Install the app

Install this application on your home screen for quick and easy access when you’re on the go.

Just tap Share then “Add to Home Screen”

ECPR

Install the app

Install this application on your home screen for quick and easy access when you’re on the go.

Just tap Share then “Add to Home Screen”

Back to Paper Details

City of Spite: Revisiting Terror

Open Panel

Abstract
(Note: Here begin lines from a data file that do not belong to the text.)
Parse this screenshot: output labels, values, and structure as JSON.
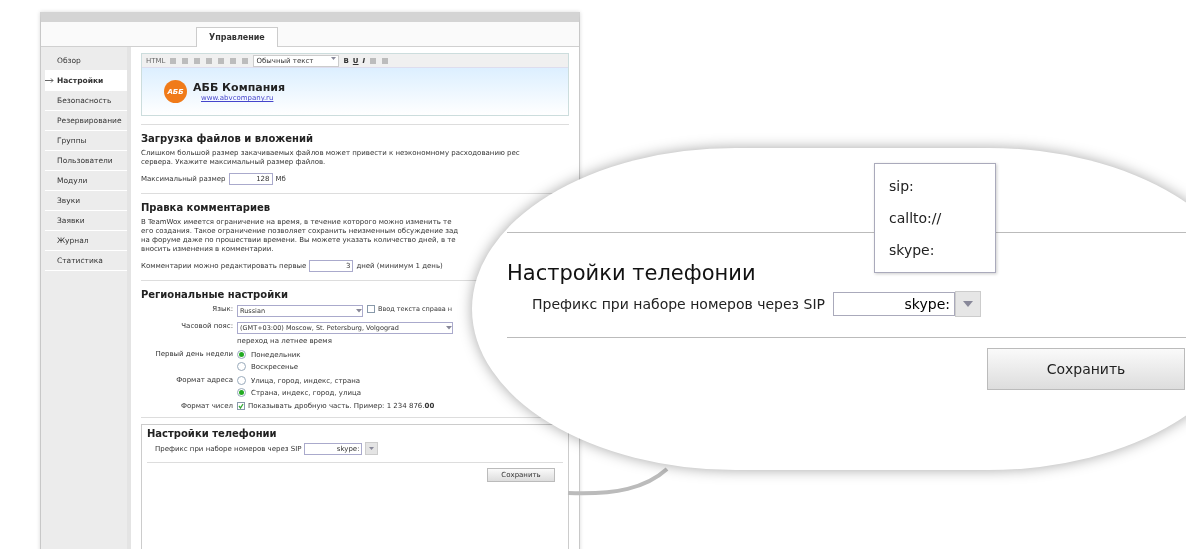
{
  "window": {
    "tabs": [
      {
        "label": "Управление",
        "selected": true
      }
    ]
  },
  "sidebar": {
    "items": [
      {
        "label": "Обзор",
        "selected": false
      },
      {
        "label": "Настройки",
        "selected": true
      },
      {
        "label": "Безопасность",
        "selected": false
      },
      {
        "label": "Резервирование",
        "selected": false
      },
      {
        "label": "Группы",
        "selected": false
      },
      {
        "label": "Пользователи",
        "selected": false
      },
      {
        "label": "Модули",
        "selected": false
      },
      {
        "label": "Звуки",
        "selected": false
      },
      {
        "label": "Заявки",
        "selected": false
      },
      {
        "label": "Журнал",
        "selected": false
      },
      {
        "label": "Статистика",
        "selected": false
      }
    ]
  },
  "editor": {
    "toolbar": {
      "html_label": "HTML",
      "style_select": "Обычный текст",
      "format_buttons": [
        {
          "kind": "bold",
          "label": "B"
        },
        {
          "kind": "underline",
          "label": "U"
        },
        {
          "kind": "italic",
          "label": "I"
        }
      ]
    },
    "logo_text": "АББ",
    "company_name": "АББ Компания",
    "company_link": "www.abvcompany.ru"
  },
  "uploads": {
    "title": "Загрузка файлов и вложений",
    "description_lines": [
      "Слишком большой размер закачиваемых файлов может привести к неэкономному расходованию рес",
      "сервера. Укажите максимальный размер файлов."
    ],
    "max_size_label": "Максимальный размер",
    "max_size_value": "128",
    "max_size_unit": "Мб"
  },
  "comments": {
    "title": "Правка комментариев",
    "description_lines": [
      "В TeamWox имеется ограничение на время, в течение которого можно изменить те",
      "его создания. Такое ограничение позволяет сохранить неизменным обсуждение зад",
      "на форуме даже по прошествии времени. Вы можете указать количество дней, в те",
      "вносить изменения в комментарии."
    ],
    "edit_label": "Комментарии можно редактировать первые",
    "edit_value": "3",
    "edit_hint": "дней (минимум 1 день)"
  },
  "regional": {
    "title": "Региональные настройки",
    "language": {
      "label": "Язык:",
      "value": "Russian",
      "rtl_checkbox": {
        "label": "Ввод текста справа н",
        "checked": false
      }
    },
    "timezone": {
      "label": "Часовой пояс:",
      "value": "(GMT+03:00) Moscow, St. Petersburg, Volgograd",
      "note": "переход на летнее время"
    },
    "first_day": {
      "label": "Первый день недели",
      "options": [
        {
          "label": "Понедельник",
          "selected": true
        },
        {
          "label": "Воскресенье",
          "selected": false
        }
      ]
    },
    "address_format": {
      "label": "Формат адреса",
      "options": [
        {
          "label": "Улица, город, индекс, страна",
          "selected": false
        },
        {
          "label": "Страна, индекс, город, улица",
          "selected": true
        }
      ]
    },
    "number_format": {
      "label": "Формат чисел",
      "checkbox": {
        "label": "Показывать дробную часть. Пример: 1 234 876.**00**",
        "checked": true
      }
    }
  },
  "telephony": {
    "title": "Настройки телефонии",
    "prefix_label": "Префикс при наборе номеров через SIP",
    "prefix_value": "skype:",
    "save_button": "Сохранить"
  },
  "callout": {
    "title": "Настройки телефонии",
    "prefix_label": "Префикс при наборе номеров через SIP",
    "prefix_value": "skype:",
    "dropdown_options": [
      {
        "label": "sip:"
      },
      {
        "label": "callto://"
      },
      {
        "label": "skype:"
      }
    ],
    "save_button": "Сохранить"
  }
}
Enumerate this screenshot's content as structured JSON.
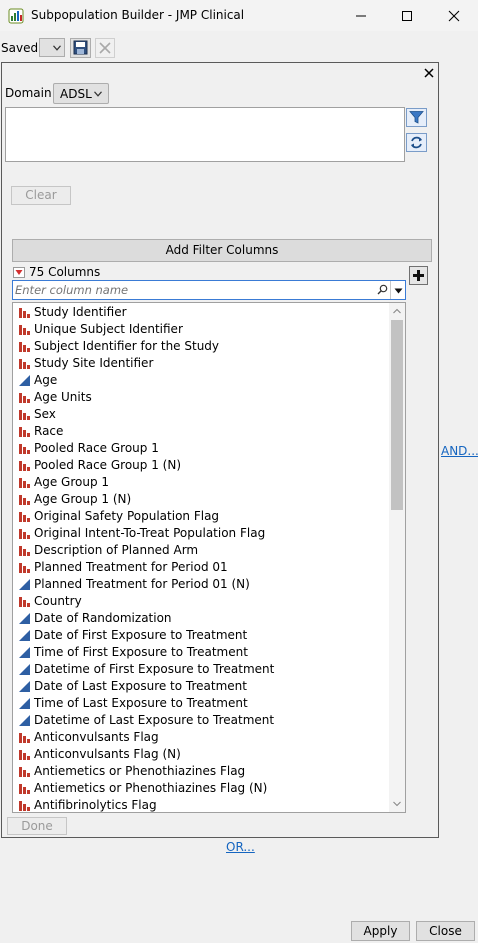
{
  "window": {
    "title": "Subpopulation Builder - JMP Clinical"
  },
  "saved": {
    "label": "Saved:"
  },
  "domain": {
    "label": "Domain:",
    "value": "ADSL"
  },
  "buttons": {
    "clear": "Clear",
    "add_filter_columns": "Add Filter Columns",
    "done": "Done",
    "apply": "Apply",
    "close": "Close"
  },
  "columns": {
    "count_label": "75 Columns"
  },
  "search": {
    "placeholder": "Enter column name"
  },
  "links": {
    "and": "AND...",
    "or": "OR..."
  },
  "colors": {
    "nominal": "#c0392b",
    "continuous": "#2e5fa3",
    "link": "#1565c0"
  },
  "column_items": [
    {
      "label": "Study Identifier",
      "icon": "nominal-bar-icon"
    },
    {
      "label": "Unique Subject Identifier",
      "icon": "nominal-bar-icon"
    },
    {
      "label": "Subject Identifier for the Study",
      "icon": "nominal-bar-icon"
    },
    {
      "label": "Study Site Identifier",
      "icon": "nominal-bar-icon"
    },
    {
      "label": "Age",
      "icon": "continuous-triangle-icon"
    },
    {
      "label": "Age Units",
      "icon": "nominal-bar-icon"
    },
    {
      "label": "Sex",
      "icon": "nominal-bar-icon"
    },
    {
      "label": "Race",
      "icon": "nominal-bar-icon"
    },
    {
      "label": "Pooled Race Group 1",
      "icon": "nominal-bar-icon"
    },
    {
      "label": "Pooled Race Group 1 (N)",
      "icon": "nominal-bar-icon"
    },
    {
      "label": "Age Group 1",
      "icon": "nominal-bar-icon"
    },
    {
      "label": "Age Group 1 (N)",
      "icon": "nominal-bar-icon"
    },
    {
      "label": "Original Safety Population Flag",
      "icon": "nominal-bar-icon"
    },
    {
      "label": "Original Intent-To-Treat Population Flag",
      "icon": "nominal-bar-icon"
    },
    {
      "label": "Description of Planned Arm",
      "icon": "nominal-bar-icon"
    },
    {
      "label": "Planned Treatment for Period 01",
      "icon": "nominal-bar-icon"
    },
    {
      "label": "Planned Treatment for Period 01 (N)",
      "icon": "continuous-triangle-icon"
    },
    {
      "label": "Country",
      "icon": "nominal-bar-icon"
    },
    {
      "label": "Date of Randomization",
      "icon": "continuous-triangle-icon"
    },
    {
      "label": "Date of First Exposure to Treatment",
      "icon": "continuous-triangle-icon"
    },
    {
      "label": "Time of First Exposure to Treatment",
      "icon": "continuous-triangle-icon"
    },
    {
      "label": "Datetime of First Exposure to Treatment",
      "icon": "continuous-triangle-icon"
    },
    {
      "label": "Date of Last Exposure to Treatment",
      "icon": "continuous-triangle-icon"
    },
    {
      "label": "Time of Last Exposure to Treatment",
      "icon": "continuous-triangle-icon"
    },
    {
      "label": "Datetime of Last Exposure to Treatment",
      "icon": "continuous-triangle-icon"
    },
    {
      "label": "Anticonvulsants Flag",
      "icon": "nominal-bar-icon"
    },
    {
      "label": "Anticonvulsants Flag (N)",
      "icon": "nominal-bar-icon"
    },
    {
      "label": "Antiemetics or Phenothiazines Flag",
      "icon": "nominal-bar-icon"
    },
    {
      "label": "Antiemetics or Phenothiazines Flag (N)",
      "icon": "nominal-bar-icon"
    },
    {
      "label": "Antifibrinolytics Flag",
      "icon": "nominal-bar-icon"
    }
  ]
}
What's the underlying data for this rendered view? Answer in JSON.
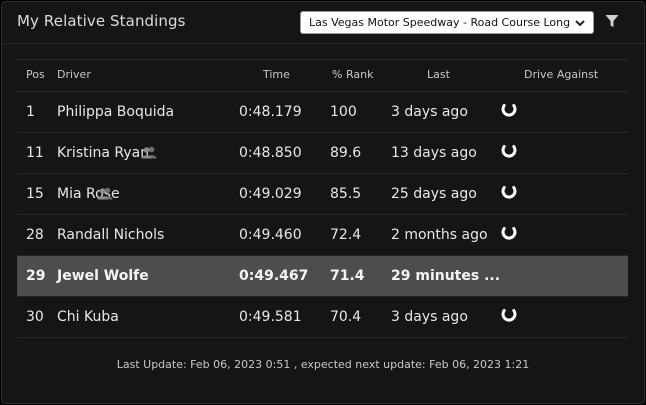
{
  "header": {
    "title": "My Relative Standings",
    "track_select": "Las Vegas Motor Speedway - Road Course Long",
    "filter_icon": "filter-icon"
  },
  "table": {
    "columns": {
      "pos": "Pos",
      "driver": "Driver",
      "time": "Time",
      "rank": "% Rank",
      "last": "Last",
      "drive": "Drive Against"
    },
    "rows": [
      {
        "pos": "1",
        "driver": "Philippa Boquida",
        "time": "0:48.179",
        "rank": "100",
        "last": "3 days ago",
        "friend": false,
        "drive_against": true
      },
      {
        "pos": "11",
        "driver": "Kristina Ryan",
        "time": "0:48.850",
        "rank": "89.6",
        "last": "13 days ago",
        "friend": true,
        "drive_against": true
      },
      {
        "pos": "15",
        "driver": "Mia Rose",
        "time": "0:49.029",
        "rank": "85.5",
        "last": "25 days ago",
        "friend": true,
        "drive_against": true
      },
      {
        "pos": "28",
        "driver": "Randall Nichols",
        "time": "0:49.460",
        "rank": "72.4",
        "last": "2 months ago",
        "friend": false,
        "drive_against": true
      },
      {
        "pos": "29",
        "driver": "Jewel Wolfe",
        "time": "0:49.467",
        "rank": "71.4",
        "last": "29 minutes ...",
        "friend": false,
        "drive_against": false,
        "current_user": true
      },
      {
        "pos": "30",
        "driver": "Chi Kuba",
        "time": "0:49.581",
        "rank": "70.4",
        "last": "3 days ago",
        "friend": false,
        "drive_against": true
      }
    ]
  },
  "footer": {
    "text": "Last Update: Feb 06, 2023 0:51 , expected next update: Feb 06, 2023 1:21"
  },
  "colors": {
    "panel_bg": "#151515",
    "active_row_bg": "#4d4d4d",
    "text": "#e8e8e8"
  }
}
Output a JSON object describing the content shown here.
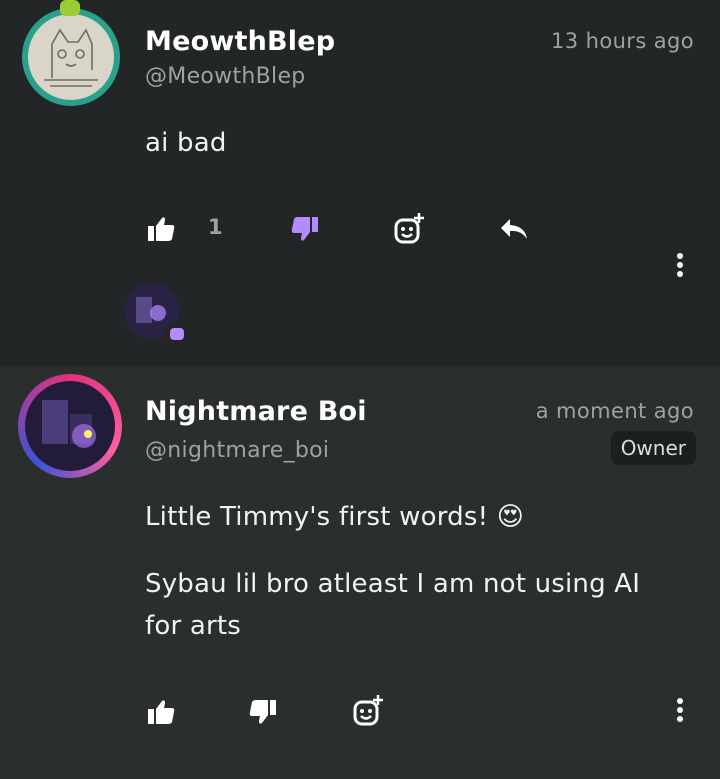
{
  "comments": [
    {
      "author": "MeowthBlep",
      "handle": "@MeowthBlep",
      "timestamp": "13 hours ago",
      "text": "ai bad",
      "like_count": "1",
      "icons": [
        "thumbs-up-icon",
        "thumbs-down-icon",
        "add-reaction-icon",
        "reply-icon",
        "more-options-icon"
      ]
    },
    {
      "author": "Nightmare Boi",
      "handle": "@nightmare_boi",
      "timestamp": "a moment ago",
      "badge": "Owner",
      "text": "Little Timmy's first words! 😍",
      "text2_line1": "Sybau lil bro atleast I am not using AI",
      "text2_line2": "for arts",
      "icons": [
        "thumbs-up-icon",
        "thumbs-down-icon",
        "add-reaction-icon",
        "more-options-icon"
      ]
    }
  ],
  "colors": {
    "background": "#222627",
    "background_alt": "#2a2e2f",
    "text": "#ffffff",
    "muted": "#9ea2a3",
    "dislike_active": "#b48cff",
    "avatar_ring_1": "#2aa08c",
    "avatar_ring_2": "#e0337a"
  }
}
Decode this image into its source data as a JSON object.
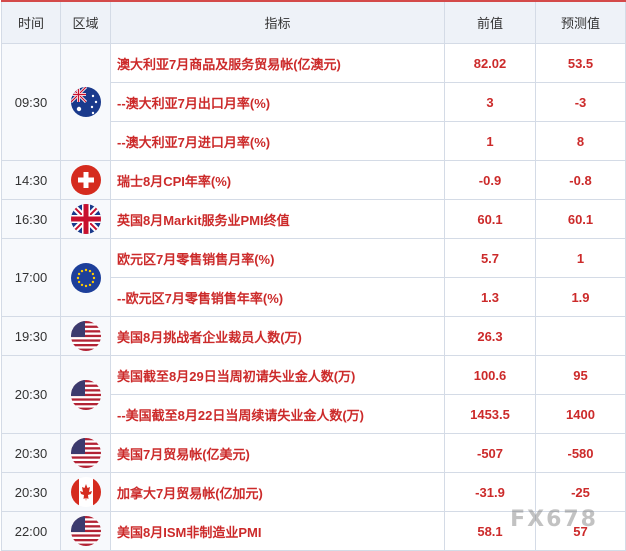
{
  "header": {
    "time": "时间",
    "region": "区域",
    "indicator": "指标",
    "prev": "前值",
    "forecast": "预测值"
  },
  "rows": [
    {
      "time": "09:30",
      "flag": "australia-flag-icon",
      "items": [
        {
          "name": "澳大利亚7月商品及服务贸易帐(亿澳元)",
          "prev": "82.02",
          "forecast": "53.5"
        },
        {
          "name": "--澳大利亚7月出口月率(%)",
          "prev": "3",
          "forecast": "-3"
        },
        {
          "name": "--澳大利亚7月进口月率(%)",
          "prev": "1",
          "forecast": "8"
        }
      ]
    },
    {
      "time": "14:30",
      "flag": "switzerland-flag-icon",
      "items": [
        {
          "name": "瑞士8月CPI年率(%)",
          "prev": "-0.9",
          "forecast": "-0.8"
        }
      ]
    },
    {
      "time": "16:30",
      "flag": "uk-flag-icon",
      "items": [
        {
          "name": "英国8月Markit服务业PMI终值",
          "prev": "60.1",
          "forecast": "60.1"
        }
      ]
    },
    {
      "time": "17:00",
      "flag": "eu-flag-icon",
      "items": [
        {
          "name": "欧元区7月零售销售月率(%)",
          "prev": "5.7",
          "forecast": "1"
        },
        {
          "name": "--欧元区7月零售销售年率(%)",
          "prev": "1.3",
          "forecast": "1.9"
        }
      ]
    },
    {
      "time": "19:30",
      "flag": "us-flag-icon",
      "items": [
        {
          "name": "美国8月挑战者企业裁员人数(万)",
          "prev": "26.3",
          "forecast": ""
        }
      ]
    },
    {
      "time": "20:30",
      "flag": "us-flag-icon",
      "items": [
        {
          "name": "美国截至8月29日当周初请失业金人数(万)",
          "prev": "100.6",
          "forecast": "95"
        },
        {
          "name": "--美国截至8月22日当周续请失业金人数(万)",
          "prev": "1453.5",
          "forecast": "1400"
        }
      ]
    },
    {
      "time": "20:30",
      "flag": "us-flag-icon",
      "items": [
        {
          "name": "美国7月贸易帐(亿美元)",
          "prev": "-507",
          "forecast": "-580"
        }
      ]
    },
    {
      "time": "20:30",
      "flag": "canada-flag-icon",
      "items": [
        {
          "name": "加拿大7月贸易帐(亿加元)",
          "prev": "-31.9",
          "forecast": "-25"
        }
      ]
    },
    {
      "time": "22:00",
      "flag": "us-flag-icon",
      "items": [
        {
          "name": "美国8月ISM非制造业PMI",
          "prev": "58.1",
          "forecast": "57"
        }
      ]
    }
  ],
  "watermark": "FX678"
}
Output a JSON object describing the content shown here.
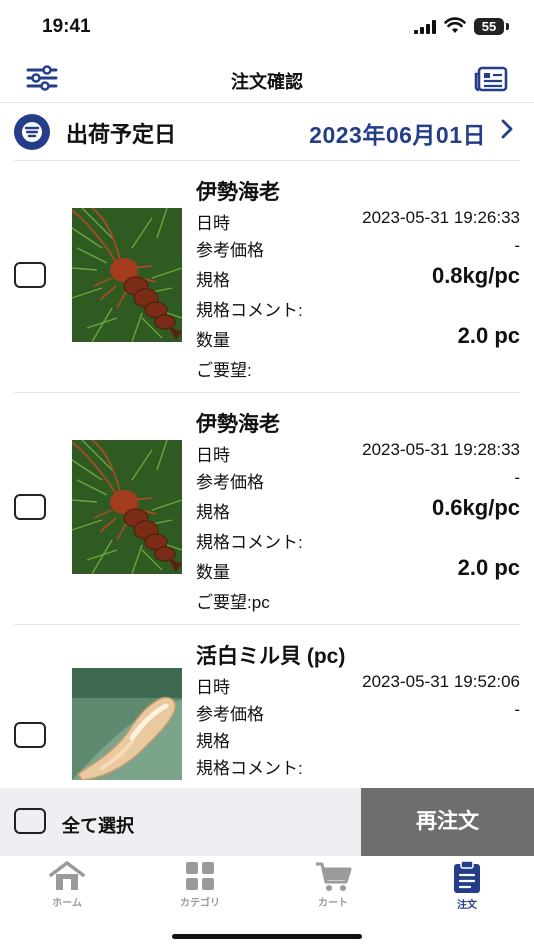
{
  "status": {
    "time": "19:41",
    "battery": "55"
  },
  "header": {
    "title": "注文確認",
    "left_icon": "filter-sliders-icon",
    "right_icon": "order-list-icon"
  },
  "shipping": {
    "label": "出荷予定日",
    "date": "2023年06月01日",
    "icon": "list-circle-icon"
  },
  "field_labels": {
    "datetime": "日時",
    "ref_price": "参考価格",
    "spec": "規格",
    "spec_comment": "規格コメント:",
    "quantity": "数量",
    "request": "ご要望:"
  },
  "items": [
    {
      "name": "伊勢海老",
      "datetime": "2023-05-31 19:26:33",
      "ref_price": "-",
      "spec": "0.8kg/pc",
      "spec_comment": "",
      "quantity": "2.0 pc",
      "request": ""
    },
    {
      "name": "伊勢海老",
      "datetime": "2023-05-31 19:28:33",
      "ref_price": "-",
      "spec": "0.6kg/pc",
      "spec_comment": "",
      "quantity": "2.0 pc",
      "request": "pc"
    },
    {
      "name": "活白ミル貝 (pc)",
      "datetime": "2023-05-31 19:52:06",
      "ref_price": "-",
      "spec": "",
      "spec_comment": ""
    }
  ],
  "bottom": {
    "select_all": "全て選択",
    "reorder": "再注文"
  },
  "tabs": [
    {
      "label": "ホーム",
      "icon": "home-icon"
    },
    {
      "label": "カテゴリ",
      "icon": "grid-icon"
    },
    {
      "label": "カート",
      "icon": "cart-icon"
    },
    {
      "label": "注文",
      "icon": "clipboard-icon",
      "active": true
    }
  ],
  "colors": {
    "accent": "#233d8a",
    "reorder_bg": "#6e6e6e",
    "inactive_tab": "#9a9a9a"
  }
}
I am a sick man… I am a spiteful man (Dostoevsky 1992: 1). It is no wonder that in a society that constantly produces ‘losers’ some of them do not accept their fate and, dreaming of revenge, radicalize to the point of acting spitefully. A ‘radical loser’ (Enzensberger 2005) can imagine only one solution to his problems: ‘a worsening of the evil conditions under which he suffers’ (ibid. 5). Spite, in this sense, is a promise of a feeling of power, of mastery over life and death, for it can combine, in an explosive cocktail, destruction and self-destruction, cruelty and asceticism/ressentiment. With spite, we confront the following situation: the mimetic desire does not establish but rather destroys the ‘society’. Following Diken (2009), the paper will ask whether it is possible to imagine a new affect, ‘spite’, which ‘cannot exist in actuality but nevertheless persists as a constant threat of deformation’ (Diken 2009: 68). As a minimum we may define ‘spite’ as a willingness to harm oneself in order to cause more harm to another. With spite, everything (power, meaning, and subjectivity) is taken to the extreme and disappears (in fatal strategies, simulacra, in suicide bombings, in terrorism, in the politics of security). Yet, despite its ever-present and escalating political, social and spatial significance, spite is a surprisingly absent topic in social/spatial analysis. The question is, however, what corresponding social regime would produce the distinctive affective modality of ‘spite’. Contemporary social and political theory has made meaningful use of three previous regimes and their corresponding characteristics. This paper, however, will contribute to the literature by offering that spite corresponds to a fourth, paradoxical social ‘regime’: terror. In the aftermath of 9/11, the paper will propose, terror is no longer merely an ‘exceptional’ (real or imagined) catastrophe but seems to have become a social regime, ‘a technique of governance’ which imposes a particular conduct, a new model of truth and normality, on contemporary sociality by redefining power relations and by unmaking previous realities.